→ What you have to do
Every record must appear in your copy exactly as written, with no pictures.

→ Element data from apps and pages
########
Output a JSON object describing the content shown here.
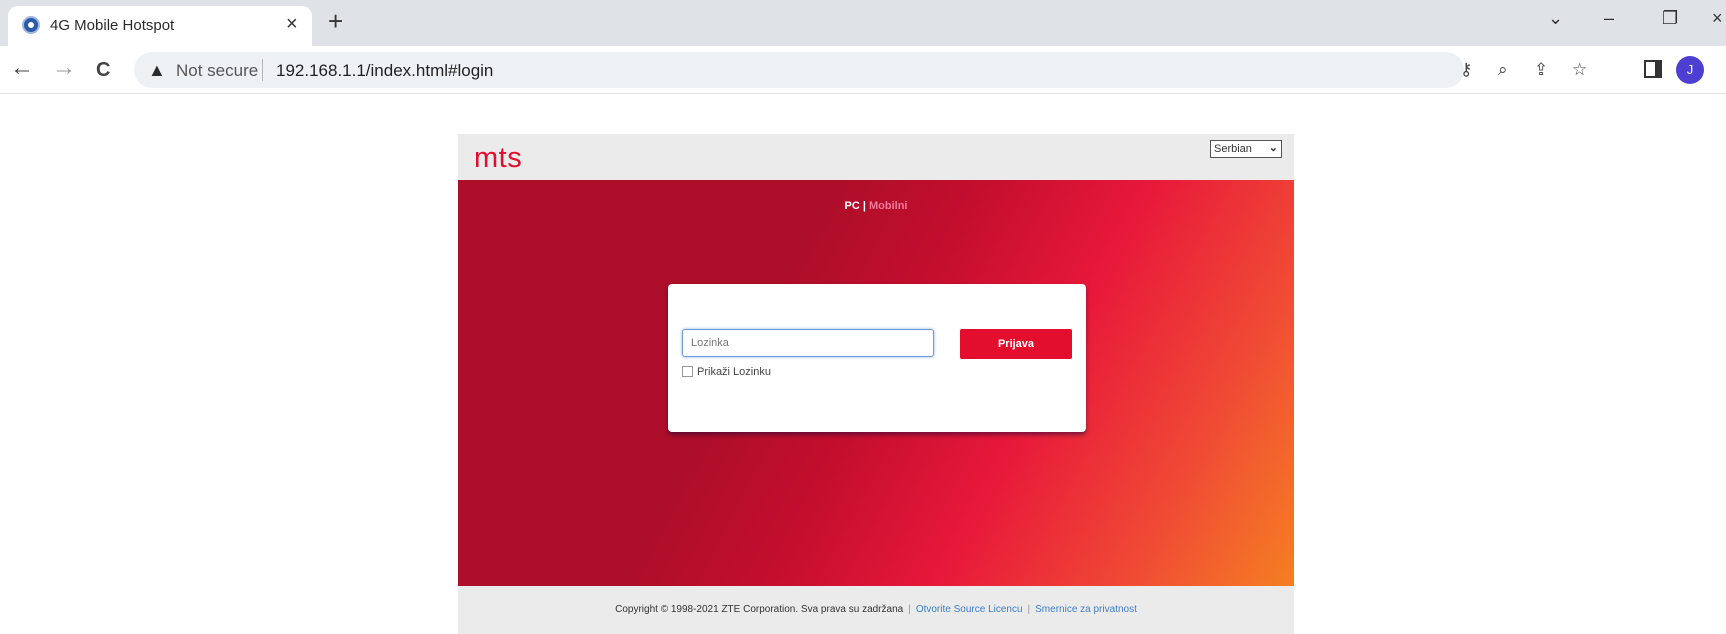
{
  "browser": {
    "tab_title": "4G Mobile Hotspot",
    "tab_close": "×",
    "new_tab": "+",
    "window_controls": {
      "tab_search": "⌄",
      "minimize": "–",
      "restore": "❐",
      "close": "×"
    },
    "back": "←",
    "forward": "→",
    "reload": "C",
    "security_label": "Not secure",
    "url": "192.168.1.1/index.html#login",
    "avatar_initial": "J",
    "icons": [
      "key-icon",
      "zoom-icon",
      "share-icon",
      "star-icon",
      "side-panel-icon"
    ]
  },
  "header": {
    "logo": "mts",
    "language": "Serbian"
  },
  "view_switch": {
    "pc": "PC",
    "separator": "|",
    "mobile": "Mobilni"
  },
  "login": {
    "password_placeholder": "Lozinka",
    "submit_label": "Prijava",
    "show_password_label": "Prikaži Lozinku"
  },
  "footer": {
    "copyright": "Copyright © 1998-2021 ZTE Corporation. Sva prava su zadržana",
    "license_link": "Otvorite Source Licencu",
    "privacy_link": "Smernice za privatnost",
    "separator": "|"
  },
  "colors": {
    "brand_red": "#e30e2d",
    "hero_dark": "#ad0e29",
    "hero_orange": "#f57f22"
  }
}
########
→ Exercise response
Output a JSON object describing the content shown here.
{
  "browser": {
    "tab_title": "4G Mobile Hotspot",
    "tab_close": "×",
    "new_tab": "+",
    "window_controls": {
      "tab_search": "⌄",
      "minimize": "–",
      "restore": "❐",
      "close": "×"
    },
    "back": "←",
    "forward": "→",
    "reload": "C",
    "security_label": "Not secure",
    "url": "192.168.1.1/index.html#login",
    "avatar_initial": "J",
    "icons": [
      "key-icon",
      "zoom-icon",
      "share-icon",
      "star-icon",
      "side-panel-icon"
    ]
  },
  "header": {
    "logo": "mts",
    "language": "Serbian"
  },
  "view_switch": {
    "pc": "PC",
    "separator": "|",
    "mobile": "Mobilni"
  },
  "login": {
    "password_placeholder": "Lozinka",
    "submit_label": "Prijava",
    "show_password_label": "Prikaži Lozinku"
  },
  "footer": {
    "copyright": "Copyright © 1998-2021 ZTE Corporation. Sva prava su zadržana",
    "license_link": "Otvorite Source Licencu",
    "privacy_link": "Smernice za privatnost",
    "separator": "|"
  },
  "colors": {
    "brand_red": "#e30e2d",
    "hero_dark": "#ad0e29",
    "hero_orange": "#f57f22"
  }
}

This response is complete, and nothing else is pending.